*ABOUT THIS TASK*
Write out each record in full and exactly as given. Skip any pictures.

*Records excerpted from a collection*
※

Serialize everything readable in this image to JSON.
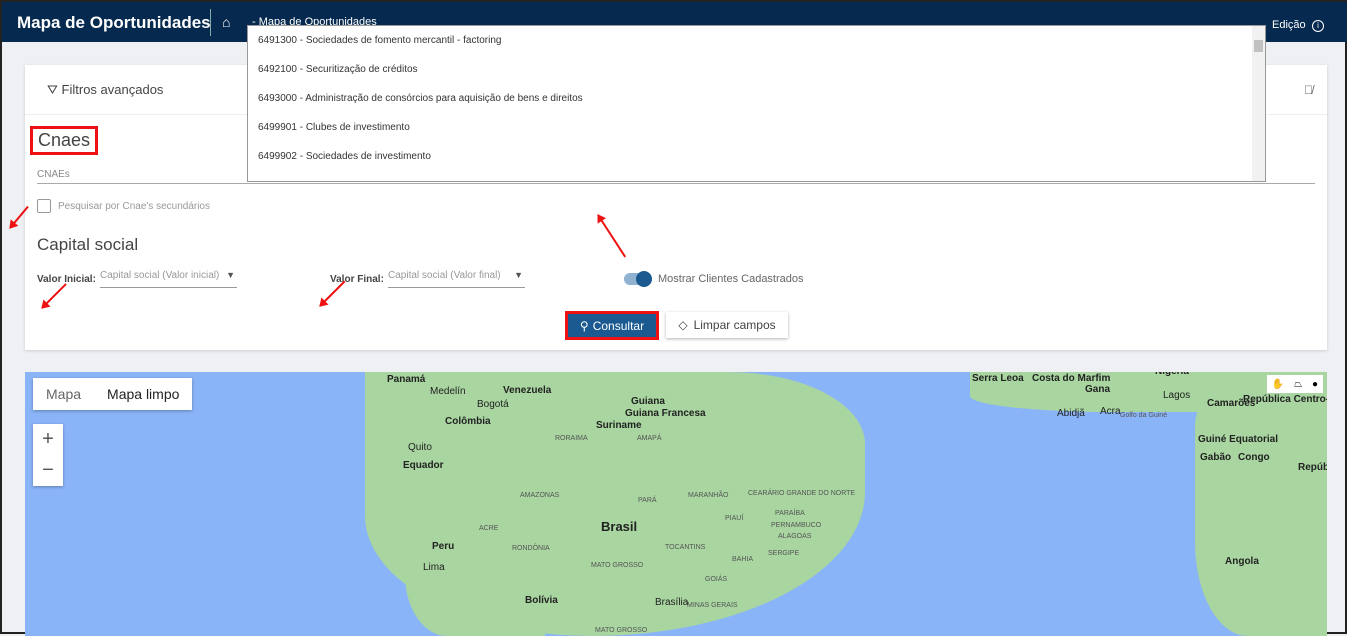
{
  "header": {
    "title": "Mapa de Oportunidades",
    "breadcrumb": "- Mapa de Oportunidades",
    "mode": "Edição"
  },
  "filters": {
    "title": "Filtros avançados",
    "cnaes_title": "Cnaes",
    "cnaes_label": "CNAEs",
    "secondary_label": "Pesquisar por Cnae's secundários",
    "secondary_checked": false,
    "capital_title": "Capital social",
    "initial_label": "Valor Inicial:",
    "initial_placeholder": "Capital social (Valor inicial)",
    "final_label": "Valor Final:",
    "final_placeholder": "Capital social (Valor final)",
    "toggle_label": "Mostrar Clientes Cadastrados",
    "toggle_on": true,
    "search_button": "Consultar",
    "clear_button": "Limpar campos"
  },
  "dropdown": {
    "options": [
      "6491300 - Sociedades de fomento mercantil - factoring",
      "6492100 - Securitização de créditos",
      "6493000 - Administração de consórcios para aquisição de bens e direitos",
      "6499901 - Clubes de investimento",
      "6499902 - Sociedades de investimento"
    ]
  },
  "map": {
    "tabs": [
      "Mapa",
      "Mapa limpo"
    ],
    "active_tab": "Mapa limpo",
    "zoom_in": "+",
    "zoom_out": "−",
    "labels": [
      "Panamá",
      "Medelín",
      "Venezuela",
      "Guiana",
      "Guiana Francesa",
      "Suriname",
      "Bogotá",
      "Colômbia",
      "RORAIMA",
      "AMAPÁ",
      "Quito",
      "Equador",
      "AMAZONAS",
      "PARÁ",
      "MARANHÃO",
      "CEARÁ",
      "RIO GRANDE DO NORTE",
      "PARAÍBA",
      "PERNAMBUCO",
      "ALAGOAS",
      "SERGIPE",
      "ACRE",
      "Brasil",
      "PIAUÍ",
      "RONDÔNIA",
      "TOCANTINS",
      "BAHIA",
      "Peru",
      "Lima",
      "MATO GROSSO",
      "GOIÁS",
      "Brasília",
      "MINAS GERAIS",
      "Bolívia",
      "MATO GROSSO",
      "Serra Leoa",
      "Costa do Marfim",
      "Gana",
      "Nigéria",
      "Abidjã",
      "Acra",
      "Golfo da Guiné",
      "Lagos",
      "Camarões",
      "República Centro-Africana",
      "Guiné Equatorial",
      "Gabão",
      "Congo",
      "República Democrática do Congo",
      "Angola"
    ]
  }
}
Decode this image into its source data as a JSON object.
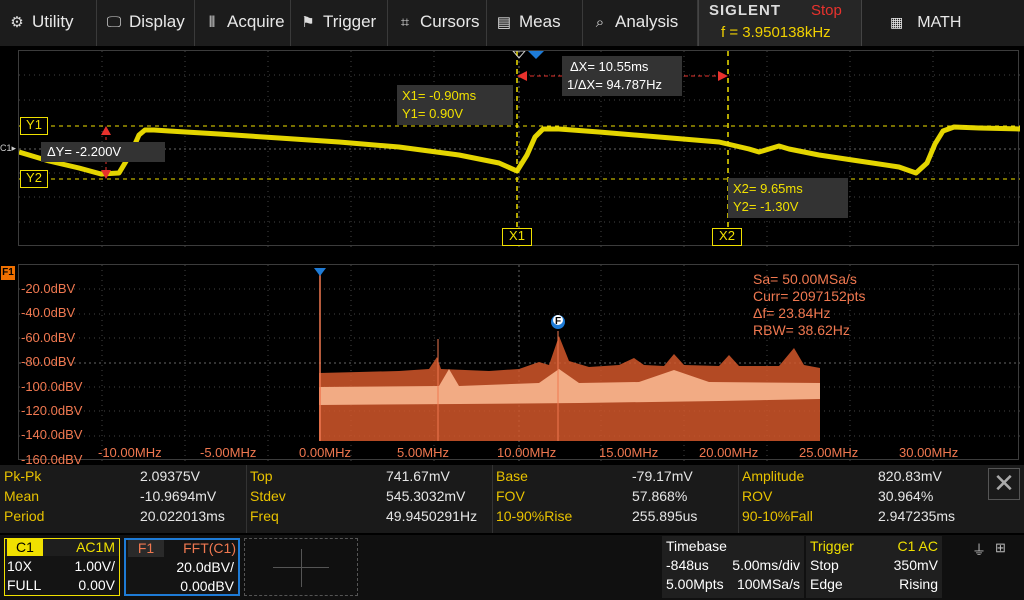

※

*EXERCISE SOLUTION*
Serialize everything readable in this image to JSON.
{
  "header": {
    "title": "Mapa de Oportunidades",
    "breadcrumb": "- Mapa de Oportunidades",
    "mode": "Edição"
  },
  "filters": {
    "title": "Filtros avançados",
    "cnaes_title": "Cnaes",
    "cnaes_label": "CNAEs",
    "secondary_label": "Pesquisar por Cnae's secundários",
    "secondary_checked": false,
    "capital_title": "Capital social",
    "initial_label": "Valor Inicial:",
    "initial_placeholder": "Capital social (Valor inicial)",
    "final_label": "Valor Final:",
    "final_placeholder": "Capital social (Valor final)",
    "toggle_label": "Mostrar Clientes Cadastrados",
    "toggle_on": true,
    "search_button": "Consultar",
    "clear_button": "Limpar campos"
  },
  "dropdown": {
    "options": [
      "6491300 - Sociedades de fomento mercantil - factoring",
      "6492100 - Securitização de créditos",
      "6493000 - Administração de consórcios para aquisição de bens e direitos",
      "6499901 - Clubes de investimento",
      "6499902 - Sociedades de investimento"
    ]
  },
  "map": {
    "tabs": [
      "Mapa",
      "Mapa limpo"
    ],
    "active_tab": "Mapa limpo",
    "zoom_in": "+",
    "zoom_out": "−",
    "labels": [
      "Panamá",
      "Medelín",
      "Venezuela",
      "Guiana",
      "Guiana Francesa",
      "Suriname",
      "Bogotá",
      "Colômbia",
      "RORAIMA",
      "AMAPÁ",
      "Quito",
      "Equador",
      "AMAZONAS",
      "PARÁ",
      "MARANHÃO",
      "CEARÁ",
      "RIO GRANDE DO NORTE",
      "PARAÍBA",
      "PERNAMBUCO",
      "ALAGOAS",
      "SERGIPE",
      "ACRE",
      "Brasil",
      "PIAUÍ",
      "RONDÔNIA",
      "TOCANTINS",
      "BAHIA",
      "Peru",
      "Lima",
      "MATO GROSSO",
      "GOIÁS",
      "Brasília",
      "MINAS GERAIS",
      "Bolívia",
      "MATO GROSSO",
      "Serra Leoa",
      "Costa do Marfim",
      "Gana",
      "Nigéria",
      "Abidjã",
      "Acra",
      "Golfo da Guiné",
      "Lagos",
      "Camarões",
      "República Centro-Africana",
      "Guiné Equatorial",
      "Gabão",
      "Congo",
      "República Democrática do Congo",
      "Angola"
    ]
  }
}
Decode this image into its source data as a JSON object.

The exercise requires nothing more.